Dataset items
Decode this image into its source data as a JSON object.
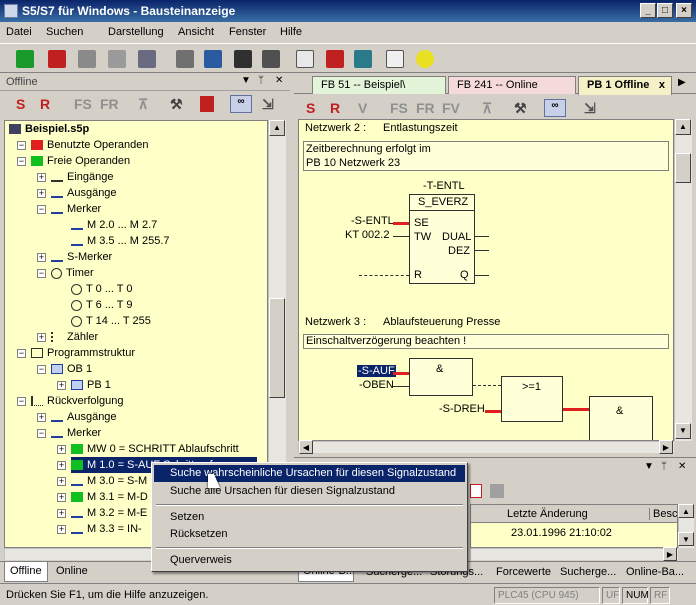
{
  "window": {
    "title": "S5/S7 für Windows - Bausteinanzeige"
  },
  "menu": [
    "Datei",
    "Suchen",
    "Darstellung",
    "Ansicht",
    "Fenster",
    "Hilfe"
  ],
  "left": {
    "header": "Offline",
    "toolbar": {
      "s": "S",
      "r": "R",
      "fs": "FS",
      "fr": "FR"
    },
    "root": "Beispiel.s5p",
    "rows": [
      {
        "label": "Benutzte Operanden"
      },
      {
        "label": "Freie Operanden"
      },
      {
        "label": "Eingänge"
      },
      {
        "label": "Ausgänge"
      },
      {
        "label": "Merker"
      },
      {
        "label": "M 2.0 ... M 2.7"
      },
      {
        "label": "M 3.5 ... M 255.7"
      },
      {
        "label": "S-Merker"
      },
      {
        "label": "Timer"
      },
      {
        "label": "T 0 ... T 0"
      },
      {
        "label": "T 6 ... T 9"
      },
      {
        "label": "T 14 ... T 255"
      },
      {
        "label": "Zähler"
      },
      {
        "label": "Programmstruktur"
      },
      {
        "label": "OB 1"
      },
      {
        "label": "PB 1"
      },
      {
        "label": "Rückverfolgung"
      },
      {
        "label": "Ausgänge"
      },
      {
        "label": "Merker"
      },
      {
        "label": "MW 0 = SCHRITT  Ablaufschritt"
      },
      {
        "label": "M 1.0 = S-AUF  Schritt auf"
      },
      {
        "label": "M 3.0 = S-M"
      },
      {
        "label": "M 3.1 = M-D"
      },
      {
        "label": "M 3.2 = M-E"
      },
      {
        "label": "M 3.3 = IN-"
      }
    ],
    "tabs": [
      "Offline",
      "Online"
    ]
  },
  "right": {
    "tabs": [
      "FB 51 -- Beispiel\\",
      "FB 241 -- Online",
      "PB 1 Offline"
    ],
    "close": "x",
    "toolbar": {
      "s": "S",
      "r": "R",
      "v": "V",
      "fs": "FS",
      "fr": "FR",
      "fv": "FV"
    },
    "nw2": {
      "label": "Netzwerk 2 :",
      "title": "Entlastungszeit",
      "comment1": "Zeitberechnung erfolgt im",
      "comment2": "PB 10 Netzwerk 23"
    },
    "box1": {
      "top": "-T-ENTL",
      "name": "S_EVERZ",
      "se": "SE",
      "tw": "TW",
      "dual": "DUAL",
      "dez": "DEZ",
      "r": "R",
      "q": "Q",
      "in1": "-S-ENTL",
      "in2": "KT 002.2"
    },
    "nw3": {
      "label": "Netzwerk 3 :",
      "title": "Ablaufsteuerung Presse",
      "comment": "Einschaltverzögerung beachten !"
    },
    "box2": {
      "amp": "&",
      "ge": ">=1",
      "amp2": "&",
      "in1": "-S-AUF",
      "in2": "-OBEN",
      "in3": "-S-DREH"
    }
  },
  "lower": {
    "header_partial": "Letzte Änderung",
    "header_more": "Besc",
    "date": "23.01.1996 21:10:02"
  },
  "context_menu": [
    "Suche wahrscheinliche Ursachen für diesen Signalzustand",
    "Suche alle Ursachen für diesen Signalzustand",
    "Setzen",
    "Rücksetzen",
    "Querverweis"
  ],
  "bottom_tabs": [
    "Online-B...",
    "Sucherge...",
    "Störungs...",
    "Forcewerte",
    "Sucherge...",
    "Online-Ba..."
  ],
  "status": {
    "hint": "Drücken Sie F1, um die Hilfe anzuzeigen.",
    "plc": "PLC45 (CPU 945)",
    "uf": "UF",
    "num": "NUM",
    "rf": "RF"
  }
}
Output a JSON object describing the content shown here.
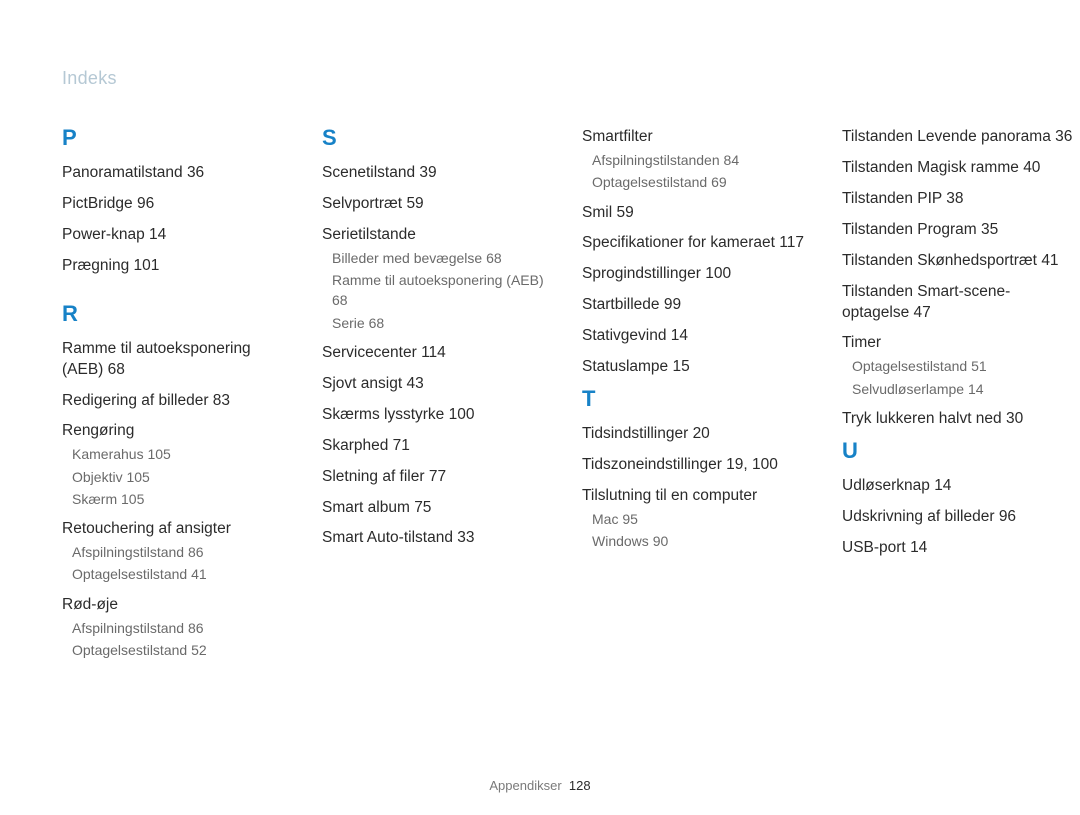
{
  "header": "Indeks",
  "footer_label": "Appendikser",
  "footer_page": "128",
  "col1": {
    "letterP": "P",
    "p_panoramatilstand": "Panoramatilstand",
    "p_panoramatilstand_pg": "36",
    "p_pictbridge": "PictBridge",
    "p_pictbridge_pg": "96",
    "p_powerknap": "Power-knap",
    "p_powerknap_pg": "14",
    "p_praegning": "Prægning",
    "p_praegning_pg": "101",
    "letterR": "R",
    "r_aeb": "Ramme til autoeksponering (AEB)",
    "r_aeb_pg": "68",
    "r_redigering": "Redigering af billeder",
    "r_redigering_pg": "83",
    "r_rengoring": "Rengøring",
    "r_rengoring_s1": "Kamerahus",
    "r_rengoring_s1_pg": "105",
    "r_rengoring_s2": "Objektiv",
    "r_rengoring_s2_pg": "105",
    "r_rengoring_s3": "Skærm",
    "r_rengoring_s3_pg": "105",
    "r_retouch": "Retouchering af ansigter",
    "r_retouch_s1": "Afspilningstilstand",
    "r_retouch_s1_pg": "86",
    "r_retouch_s2": "Optagelsestilstand",
    "r_retouch_s2_pg": "41",
    "r_rodoje": "Rød-øje",
    "r_rodoje_s1": "Afspilningstilstand",
    "r_rodoje_s1_pg": "86",
    "r_rodoje_s2": "Optagelsestilstand",
    "r_rodoje_s2_pg": "52"
  },
  "col2": {
    "letterS": "S",
    "s_scenetilstand": "Scenetilstand",
    "s_scenetilstand_pg": "39",
    "s_selvportraet": "Selvportræt",
    "s_selvportraet_pg": "59",
    "s_serietilstande": "Serietilstande",
    "s_serie_s1": "Billeder med bevægelse",
    "s_serie_s1_pg": "68",
    "s_serie_s2": "Ramme til autoeksponering (AEB)",
    "s_serie_s2_pg": "68",
    "s_serie_s3": "Serie",
    "s_serie_s3_pg": "68",
    "s_servicecenter": "Servicecenter",
    "s_servicecenter_pg": "114",
    "s_sjovt": "Sjovt ansigt",
    "s_sjovt_pg": "43",
    "s_lysstyrke": "Skærms lysstyrke",
    "s_lysstyrke_pg": "100",
    "s_skarphed": "Skarphed",
    "s_skarphed_pg": "71",
    "s_sletning": "Sletning af filer",
    "s_sletning_pg": "77",
    "s_smartalbum": "Smart album",
    "s_smartalbum_pg": "75",
    "s_smartauto": "Smart Auto-tilstand",
    "s_smartauto_pg": "33"
  },
  "col3": {
    "smartfilter": "Smartfilter",
    "sf_s1": "Afspilningstilstanden",
    "sf_s1_pg": "84",
    "sf_s2": "Optagelsestilstand",
    "sf_s2_pg": "69",
    "smil": "Smil",
    "smil_pg": "59",
    "spec": "Specifikationer for kameraet",
    "spec_pg": "117",
    "sprog": "Sprogindstillinger",
    "sprog_pg": "100",
    "startbillede": "Startbillede",
    "startbillede_pg": "99",
    "stativ": "Stativgevind",
    "stativ_pg": "14",
    "statuslampe": "Statuslampe",
    "statuslampe_pg": "15",
    "letterT": "T",
    "t_tids": "Tidsindstillinger",
    "t_tids_pg": "20",
    "t_zone": "Tidszoneindstillinger",
    "t_zone_pg": "19, 100",
    "t_tilslutning": "Tilslutning til en computer",
    "t_tilslutning_s1": "Mac",
    "t_tilslutning_s1_pg": "95",
    "t_tilslutning_s2": "Windows",
    "t_tilslutning_s2_pg": "90"
  },
  "col4": {
    "lev_panorama": "Tilstanden Levende panorama",
    "lev_panorama_pg": "36",
    "magisk": "Tilstanden Magisk ramme",
    "magisk_pg": "40",
    "pip": "Tilstanden PIP",
    "pip_pg": "38",
    "program": "Tilstanden Program",
    "program_pg": "35",
    "skonheds": "Tilstanden Skønhedsportræt",
    "skonheds_pg": "41",
    "smartscene": "Tilstanden Smart-scene-optagelse",
    "smartscene_pg": "47",
    "timer": "Timer",
    "timer_s1": "Optagelsestilstand",
    "timer_s1_pg": "51",
    "timer_s2": "Selvudløserlampe",
    "timer_s2_pg": "14",
    "tryk": "Tryk lukkeren halvt ned",
    "tryk_pg": "30",
    "letterU": "U",
    "u_udloser": "Udløserknap",
    "u_udloser_pg": "14",
    "u_udskrivning": "Udskrivning af billeder",
    "u_udskrivning_pg": "96",
    "u_usb": "USB-port",
    "u_usb_pg": "14"
  }
}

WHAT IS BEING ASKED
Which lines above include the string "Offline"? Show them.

RESULT OF THIS EXERCISE
    "header": "Offline",
      "Offline",
      "PB 1 Offline"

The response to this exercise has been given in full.